Vineyards didn’t always exist on the Rue Saint-Vincent, or even in the greater district of Montmartre. In fact, the flourishing vineyards were almost converted to real estate but a plea in the early 1930s managed to save them. These many decades later, the vineyards flourish, much to the pleasure of the wine lovers who appreciate the wines produced which are usually gamay and pinot noir. The best time to visit the area is during the Harvest Festival or Fete des Vendages.

Because Montmartre is all about artistry, there is a cabaret in the district, close to the monumental Sacre Coeur Basilica that sits on top of the hill. It’s so named Cabaret du Lapin Agile, or the Nimble Rabbit Cabaret. The name was derived from a painted sign in 1875 that depicted a rabbit jumping out of a saucepan. The work was frequently discussed in the region, and the name Le Lapin a Gill was conceived. As time passed by the name Cabaret du Lapin Agile came around, and stuck.

The cabaret was a popular destination from all kinds of artists, from students to eccentrics who wanted to learn and express their artistic sides. It is preserved in traditional with the building reserving its 18th century charm. The interior have wooden tables and French songs dating back to the 15th century. In the Lapin Agille, one gets a chance to soak into the true Parisian culture. The approach taken by the cabaret is very informal, with performers interacting with the people around them, as opposed to staying inside the confines of the stage. The walls have everything from poems to paintings to indicate its passage through time. Pablo Picasso, one of the most celebrated painters of all time used to spend time at the Cabaret du Lapin Agile back when he was still struggling.
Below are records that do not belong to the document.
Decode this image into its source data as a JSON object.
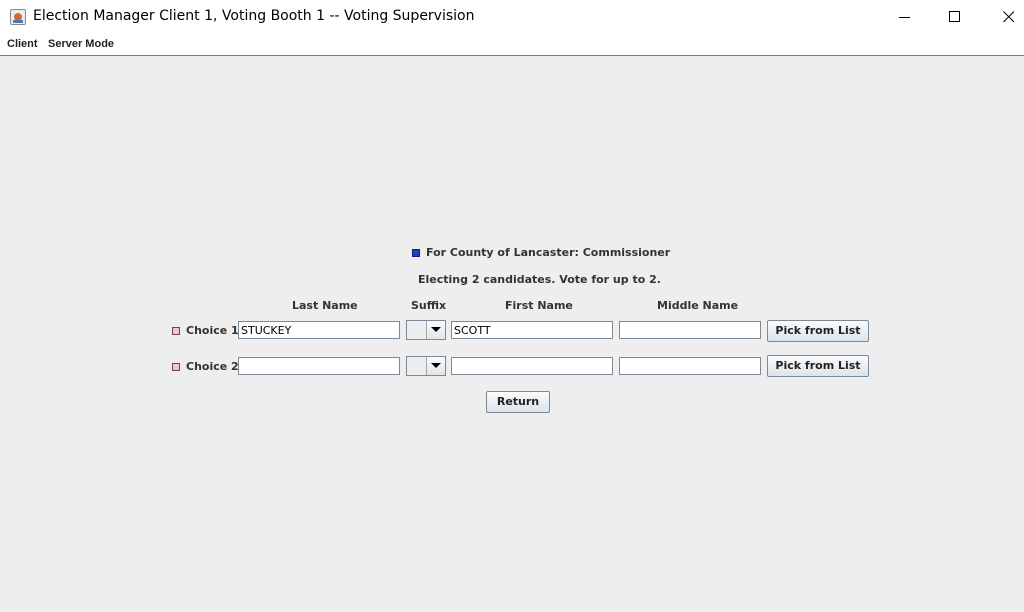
{
  "window": {
    "title": "Election Manager Client 1,  Voting Booth 1 -- Voting Supervision",
    "icon": "java-cup-icon",
    "controls": [
      "minimize-icon",
      "maximize-icon",
      "close-icon"
    ]
  },
  "menu": {
    "items": [
      {
        "label": "Client"
      },
      {
        "label": "Server Mode"
      }
    ]
  },
  "contest": {
    "title": "For County of Lancaster: Commissioner",
    "instructions": "Electing 2 candidates.   Vote for up to 2.",
    "marker_color": "#1f3fb4"
  },
  "columns": {
    "last_name": "Last Name",
    "suffix": "Suffix",
    "first_name": "First Name",
    "middle_name": "Middle Name"
  },
  "choices": [
    {
      "label": "Choice 1:",
      "last_name": "STUCKEY",
      "suffix": "",
      "first_name": "SCOTT",
      "middle_name": "",
      "pick_label": "Pick from List"
    },
    {
      "label": "Choice 2:",
      "last_name": "",
      "suffix": "",
      "first_name": "",
      "middle_name": "",
      "pick_label": "Pick from List"
    }
  ],
  "return_label": "Return",
  "colors": {
    "background": "#eeeeee",
    "choice_marker": "#f2c8c8"
  }
}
While the Rue Saint-Vincent does not total to an attraction on its own, passing by, say on your way to the Sacre-Coeur Basilica is encouraged. You will especially love it if wine is one of your favorite indulgences.